Lucy is thus a conglomeration of all the myths of secular thought and for this reason it is highly instructive. While secularists, atheists, and materialists lambaste those of us with religious presuppositions, they are amazingly oblivious to their own religious assumptions. Lucy is a great example, where all the myths of modern man are combined into a story line that demonstrates just how preposterous and divorced from reality secular mythology is. Neo-Darwinian theory, a chaotic, purposeless universe, and an imminent, emergent deity of feminist exemplification through transhumanism all coalesce to give us the future goddess: Lucy. It is worthwhile to note that Lucy also brings to mind Lucifer, lucid, and LSD, all of which relate to various mind control programs by the intelligence agencies. Lucifer is the archetypal figure of transhumanist thought, representing the ascent of reason to displace the ancient and medieval superstitions embodied in the patriarchal God of the Bible. However, I must point out the total contradiction that the hoped-for emergent god/goddess of the technocracy, the great supercomputer, also takes on the very attributes they think are irrational? The transhumanists firmly believe their merging with hard drives will lead to omniscience.

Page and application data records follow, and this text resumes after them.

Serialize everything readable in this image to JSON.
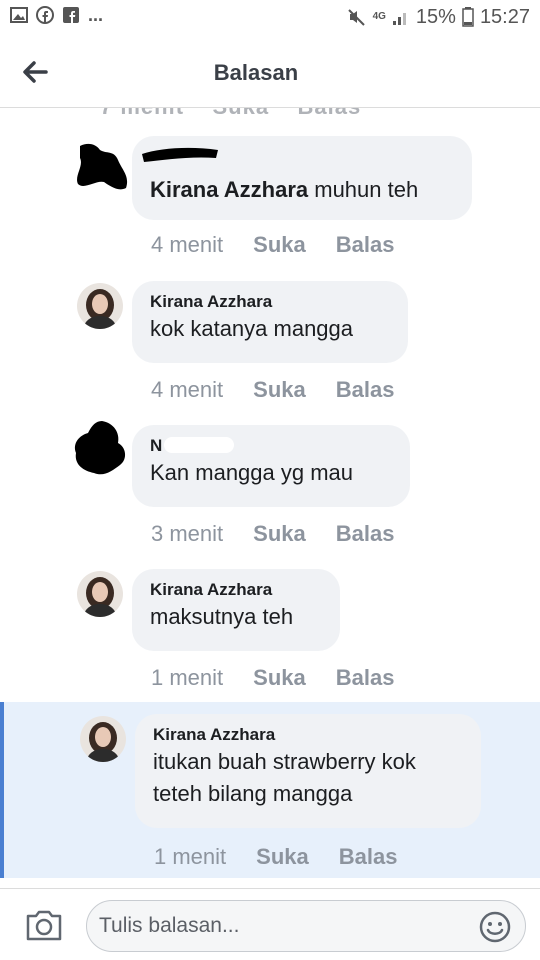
{
  "status_bar": {
    "left_dots": "...",
    "network": "4G",
    "battery": "15%",
    "time": "15:27"
  },
  "header": {
    "title": "Balasan"
  },
  "comments": [
    {
      "author": "",
      "inline_author": "Kirana Azzhara",
      "text": "muhun teh",
      "time": "4 menit",
      "like": "Suka",
      "reply": "Balas"
    },
    {
      "author": "Kirana Azzhara",
      "text": "kok katanya mangga",
      "time": "4 menit",
      "like": "Suka",
      "reply": "Balas"
    },
    {
      "author": "N",
      "text": "Kan mangga yg mau",
      "time": "3 menit",
      "like": "Suka",
      "reply": "Balas"
    },
    {
      "author": "Kirana Azzhara",
      "text": "maksutnya teh",
      "time": "1 menit",
      "like": "Suka",
      "reply": "Balas"
    },
    {
      "author": "Kirana Azzhara",
      "text_line1": "itukan buah strawberry kok",
      "text_line2": "teteh bilang mangga",
      "time": "1 menit",
      "like": "Suka",
      "reply": "Balas"
    }
  ],
  "composer": {
    "placeholder": "Tulis balasan..."
  },
  "colors": {
    "accent": "#4a7fd1",
    "bubble": "#f0f2f5",
    "highlight": "#e7f0fb"
  }
}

It is worth mentioning that in La Femme Nikita, The Fifth Element and in Lucy, MKULTRA mind control is also an important theme. In Lucy, Lucy undergoes a kidnapping, drugging and accidental overdose, leading to her higher mental capacities “activating” through an advanced nootropic, wherein she becomes a perfectly cold assassin. While the focus of the film is chance evolution and technocracy, this element cannot be overlooked. Besson is clearly conveying to us the real purpose of the supersoldier programming that is now so prevalent in television and film – the perfection of (wo)man through mind control. The occult message of Lucy is that evolution shows us that whatever testing and experimenting are done on humans is for the greater good. Human testing is only propelling our evolutionary ascent, as we are merely animals, and only highly rational geniuses are able to understand this. Since most of humanity cannot grasp these esoteric truths, the continued covert manipulation and bio-engineering must continue unabated. Lucifer is guiding us to godhood – have faith, dear brothers, er sisters.
In the end, Lucy downloads herself into a supercomputer and puts all her full-booty goodness into a thumb drive. Unfortunately, only Morgan Freeman ends up with the Lilith Lucy thumb drive, so sorry fellas, no USB Johansson hotness for you. Like Bruce Willis in The Fifth Element, the quintessence only unites with a worthy male supplicant, and in Lucy, the only worthy supplicant is the gnostic black neuroscientist. Lucy is a perfect representation of the combination of the humanist teleology and eschatology. The film is premised on the crucial occult, alchemical and Marxist belief that “progress” only comes through the inversion of all order and hierarchy. Women are the ultimate rational beings, chaos produces order, and finitude somehow inherently creates infinity. While many movie goers scoff at the silly plot based on its reviews, isn’t it interesting that so many people actually believe this secular gnostic mythology in their daily life, yet attack religion? How about a multee-pass to another film?